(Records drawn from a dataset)
= = = = =

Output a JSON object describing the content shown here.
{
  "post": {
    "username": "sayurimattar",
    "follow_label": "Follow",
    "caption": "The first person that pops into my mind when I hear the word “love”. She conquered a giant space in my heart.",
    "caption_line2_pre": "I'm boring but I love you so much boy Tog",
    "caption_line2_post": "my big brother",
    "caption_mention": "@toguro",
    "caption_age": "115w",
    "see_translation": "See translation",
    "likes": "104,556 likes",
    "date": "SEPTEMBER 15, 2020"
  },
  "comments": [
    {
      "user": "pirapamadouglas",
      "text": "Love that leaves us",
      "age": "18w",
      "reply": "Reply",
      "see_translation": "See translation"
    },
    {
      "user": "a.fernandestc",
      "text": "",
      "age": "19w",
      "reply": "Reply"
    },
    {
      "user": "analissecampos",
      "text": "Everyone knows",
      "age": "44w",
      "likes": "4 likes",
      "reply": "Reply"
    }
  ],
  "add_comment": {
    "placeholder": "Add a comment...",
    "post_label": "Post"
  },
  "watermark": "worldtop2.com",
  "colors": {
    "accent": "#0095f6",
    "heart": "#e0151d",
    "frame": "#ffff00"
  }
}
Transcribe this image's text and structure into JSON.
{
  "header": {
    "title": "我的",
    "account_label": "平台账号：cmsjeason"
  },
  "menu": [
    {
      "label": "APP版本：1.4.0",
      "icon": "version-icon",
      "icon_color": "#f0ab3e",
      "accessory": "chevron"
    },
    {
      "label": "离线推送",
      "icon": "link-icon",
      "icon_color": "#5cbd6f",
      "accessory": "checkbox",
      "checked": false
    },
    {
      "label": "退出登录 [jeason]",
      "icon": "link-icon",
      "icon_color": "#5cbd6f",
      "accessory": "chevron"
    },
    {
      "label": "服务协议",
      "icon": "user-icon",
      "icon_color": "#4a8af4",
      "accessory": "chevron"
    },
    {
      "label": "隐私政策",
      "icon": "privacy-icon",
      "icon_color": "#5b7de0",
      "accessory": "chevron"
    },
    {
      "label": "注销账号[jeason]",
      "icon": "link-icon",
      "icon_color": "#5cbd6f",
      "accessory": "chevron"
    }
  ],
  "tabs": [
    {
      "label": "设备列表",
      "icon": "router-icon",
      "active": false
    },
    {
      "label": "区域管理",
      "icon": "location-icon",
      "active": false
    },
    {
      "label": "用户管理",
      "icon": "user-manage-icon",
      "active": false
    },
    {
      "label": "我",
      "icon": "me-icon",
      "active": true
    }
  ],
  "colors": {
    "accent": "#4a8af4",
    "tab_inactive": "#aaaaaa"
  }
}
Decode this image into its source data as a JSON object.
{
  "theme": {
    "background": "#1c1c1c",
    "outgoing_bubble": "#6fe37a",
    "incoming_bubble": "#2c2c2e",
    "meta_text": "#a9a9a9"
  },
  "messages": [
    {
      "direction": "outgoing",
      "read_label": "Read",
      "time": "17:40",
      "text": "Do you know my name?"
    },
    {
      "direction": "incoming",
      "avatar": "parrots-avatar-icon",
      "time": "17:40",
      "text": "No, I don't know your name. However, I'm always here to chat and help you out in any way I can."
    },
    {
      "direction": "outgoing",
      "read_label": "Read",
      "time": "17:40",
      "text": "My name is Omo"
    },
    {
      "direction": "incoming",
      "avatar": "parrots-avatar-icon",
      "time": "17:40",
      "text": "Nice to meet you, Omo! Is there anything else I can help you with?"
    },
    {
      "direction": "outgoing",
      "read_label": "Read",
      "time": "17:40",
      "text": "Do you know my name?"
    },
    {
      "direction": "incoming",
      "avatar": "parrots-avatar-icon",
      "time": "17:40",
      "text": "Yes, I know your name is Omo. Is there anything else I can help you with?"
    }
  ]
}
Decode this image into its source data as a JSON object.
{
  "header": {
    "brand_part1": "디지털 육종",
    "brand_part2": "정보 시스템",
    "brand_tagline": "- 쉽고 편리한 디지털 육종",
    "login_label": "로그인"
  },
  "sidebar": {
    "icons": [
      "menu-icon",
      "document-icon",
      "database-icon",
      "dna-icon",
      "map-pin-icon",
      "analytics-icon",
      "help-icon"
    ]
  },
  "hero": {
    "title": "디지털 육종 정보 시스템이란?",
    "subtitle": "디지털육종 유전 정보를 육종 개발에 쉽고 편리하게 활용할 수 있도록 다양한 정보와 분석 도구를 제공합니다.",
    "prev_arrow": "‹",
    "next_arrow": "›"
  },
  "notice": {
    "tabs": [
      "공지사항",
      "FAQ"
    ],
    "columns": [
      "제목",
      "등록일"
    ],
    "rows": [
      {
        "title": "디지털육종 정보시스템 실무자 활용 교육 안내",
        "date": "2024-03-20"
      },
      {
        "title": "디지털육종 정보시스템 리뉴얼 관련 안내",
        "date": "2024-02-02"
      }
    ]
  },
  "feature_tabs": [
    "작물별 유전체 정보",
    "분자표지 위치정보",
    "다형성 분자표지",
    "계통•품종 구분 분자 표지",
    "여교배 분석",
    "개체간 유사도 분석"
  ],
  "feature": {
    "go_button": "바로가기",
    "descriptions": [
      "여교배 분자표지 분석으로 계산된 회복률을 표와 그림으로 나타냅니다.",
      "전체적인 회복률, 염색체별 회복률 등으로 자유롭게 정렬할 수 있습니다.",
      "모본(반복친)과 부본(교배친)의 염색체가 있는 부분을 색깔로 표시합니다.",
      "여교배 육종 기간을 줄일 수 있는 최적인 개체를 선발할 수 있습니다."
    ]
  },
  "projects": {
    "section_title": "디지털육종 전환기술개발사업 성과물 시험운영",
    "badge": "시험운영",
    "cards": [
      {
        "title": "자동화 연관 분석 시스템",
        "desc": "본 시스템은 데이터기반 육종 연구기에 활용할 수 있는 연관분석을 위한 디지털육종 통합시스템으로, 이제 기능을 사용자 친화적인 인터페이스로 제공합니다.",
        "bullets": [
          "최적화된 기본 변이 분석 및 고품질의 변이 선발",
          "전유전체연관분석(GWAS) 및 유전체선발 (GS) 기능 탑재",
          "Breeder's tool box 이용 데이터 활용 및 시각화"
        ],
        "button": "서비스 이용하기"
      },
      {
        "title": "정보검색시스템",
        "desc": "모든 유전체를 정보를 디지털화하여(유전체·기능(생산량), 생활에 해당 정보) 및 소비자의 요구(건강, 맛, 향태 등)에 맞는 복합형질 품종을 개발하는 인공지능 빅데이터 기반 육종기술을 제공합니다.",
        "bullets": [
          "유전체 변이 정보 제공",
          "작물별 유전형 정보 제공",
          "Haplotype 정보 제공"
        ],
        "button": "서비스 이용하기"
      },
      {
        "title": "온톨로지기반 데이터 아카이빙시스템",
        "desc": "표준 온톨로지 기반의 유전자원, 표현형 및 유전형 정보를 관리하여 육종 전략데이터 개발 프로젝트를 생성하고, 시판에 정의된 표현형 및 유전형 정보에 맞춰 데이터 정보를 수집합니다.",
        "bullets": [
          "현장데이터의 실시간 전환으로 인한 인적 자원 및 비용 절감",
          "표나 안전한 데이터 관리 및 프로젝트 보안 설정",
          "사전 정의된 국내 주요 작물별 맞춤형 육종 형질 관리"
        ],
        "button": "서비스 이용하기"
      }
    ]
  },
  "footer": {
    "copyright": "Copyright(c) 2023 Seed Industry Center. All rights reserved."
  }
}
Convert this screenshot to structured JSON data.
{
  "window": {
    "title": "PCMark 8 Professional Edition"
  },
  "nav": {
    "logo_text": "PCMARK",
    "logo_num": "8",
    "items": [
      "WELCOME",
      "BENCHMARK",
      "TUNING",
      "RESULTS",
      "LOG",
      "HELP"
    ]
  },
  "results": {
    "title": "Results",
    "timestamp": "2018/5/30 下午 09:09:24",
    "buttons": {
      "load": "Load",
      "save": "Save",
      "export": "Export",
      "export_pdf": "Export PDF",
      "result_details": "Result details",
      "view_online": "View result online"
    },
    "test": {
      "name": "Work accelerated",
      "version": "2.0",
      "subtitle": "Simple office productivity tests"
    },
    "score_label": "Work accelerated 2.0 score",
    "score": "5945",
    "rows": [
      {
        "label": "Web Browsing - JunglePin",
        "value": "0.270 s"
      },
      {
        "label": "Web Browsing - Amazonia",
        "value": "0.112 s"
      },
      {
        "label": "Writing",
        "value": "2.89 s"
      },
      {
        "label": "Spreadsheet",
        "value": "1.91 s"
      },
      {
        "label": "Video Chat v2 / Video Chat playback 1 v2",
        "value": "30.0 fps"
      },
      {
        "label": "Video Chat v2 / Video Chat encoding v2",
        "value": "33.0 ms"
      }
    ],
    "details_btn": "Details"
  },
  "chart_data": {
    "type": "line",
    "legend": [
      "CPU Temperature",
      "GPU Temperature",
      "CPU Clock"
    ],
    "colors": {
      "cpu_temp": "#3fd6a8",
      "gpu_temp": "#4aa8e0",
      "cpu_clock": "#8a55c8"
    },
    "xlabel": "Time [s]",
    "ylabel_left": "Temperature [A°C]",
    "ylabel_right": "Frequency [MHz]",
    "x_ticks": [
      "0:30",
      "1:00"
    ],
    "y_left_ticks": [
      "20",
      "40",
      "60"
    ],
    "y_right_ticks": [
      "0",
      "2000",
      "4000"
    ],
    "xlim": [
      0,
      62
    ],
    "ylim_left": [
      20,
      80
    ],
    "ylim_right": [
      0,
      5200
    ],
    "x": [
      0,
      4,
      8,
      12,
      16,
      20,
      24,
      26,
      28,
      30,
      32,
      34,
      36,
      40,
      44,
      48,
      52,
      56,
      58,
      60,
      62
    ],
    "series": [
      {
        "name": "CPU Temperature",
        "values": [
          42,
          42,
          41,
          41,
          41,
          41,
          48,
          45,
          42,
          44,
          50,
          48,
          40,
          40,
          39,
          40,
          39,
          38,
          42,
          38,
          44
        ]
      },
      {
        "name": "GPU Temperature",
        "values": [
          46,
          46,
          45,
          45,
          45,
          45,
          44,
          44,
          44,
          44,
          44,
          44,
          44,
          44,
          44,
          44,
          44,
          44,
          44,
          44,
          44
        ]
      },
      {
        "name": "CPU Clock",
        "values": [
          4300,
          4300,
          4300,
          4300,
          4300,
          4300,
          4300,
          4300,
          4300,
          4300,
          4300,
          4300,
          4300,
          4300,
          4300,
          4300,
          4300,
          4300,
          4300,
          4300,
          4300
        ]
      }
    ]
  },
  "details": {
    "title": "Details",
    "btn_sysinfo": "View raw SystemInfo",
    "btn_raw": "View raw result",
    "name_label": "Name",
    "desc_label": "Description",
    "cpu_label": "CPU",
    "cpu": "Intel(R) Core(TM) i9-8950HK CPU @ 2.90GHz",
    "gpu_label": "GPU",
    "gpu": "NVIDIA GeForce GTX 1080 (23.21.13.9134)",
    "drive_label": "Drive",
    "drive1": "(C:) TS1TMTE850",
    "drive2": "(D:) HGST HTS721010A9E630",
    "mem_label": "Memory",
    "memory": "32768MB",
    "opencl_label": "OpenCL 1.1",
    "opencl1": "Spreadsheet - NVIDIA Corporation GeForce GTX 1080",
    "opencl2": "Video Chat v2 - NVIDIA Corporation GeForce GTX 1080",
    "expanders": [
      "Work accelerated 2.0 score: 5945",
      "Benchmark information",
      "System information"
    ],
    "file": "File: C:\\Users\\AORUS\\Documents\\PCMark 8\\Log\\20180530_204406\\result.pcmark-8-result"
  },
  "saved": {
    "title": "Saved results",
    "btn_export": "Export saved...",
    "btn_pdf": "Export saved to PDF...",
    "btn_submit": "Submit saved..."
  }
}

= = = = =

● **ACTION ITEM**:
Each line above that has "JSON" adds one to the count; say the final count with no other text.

● **ANSWER BOX**:
5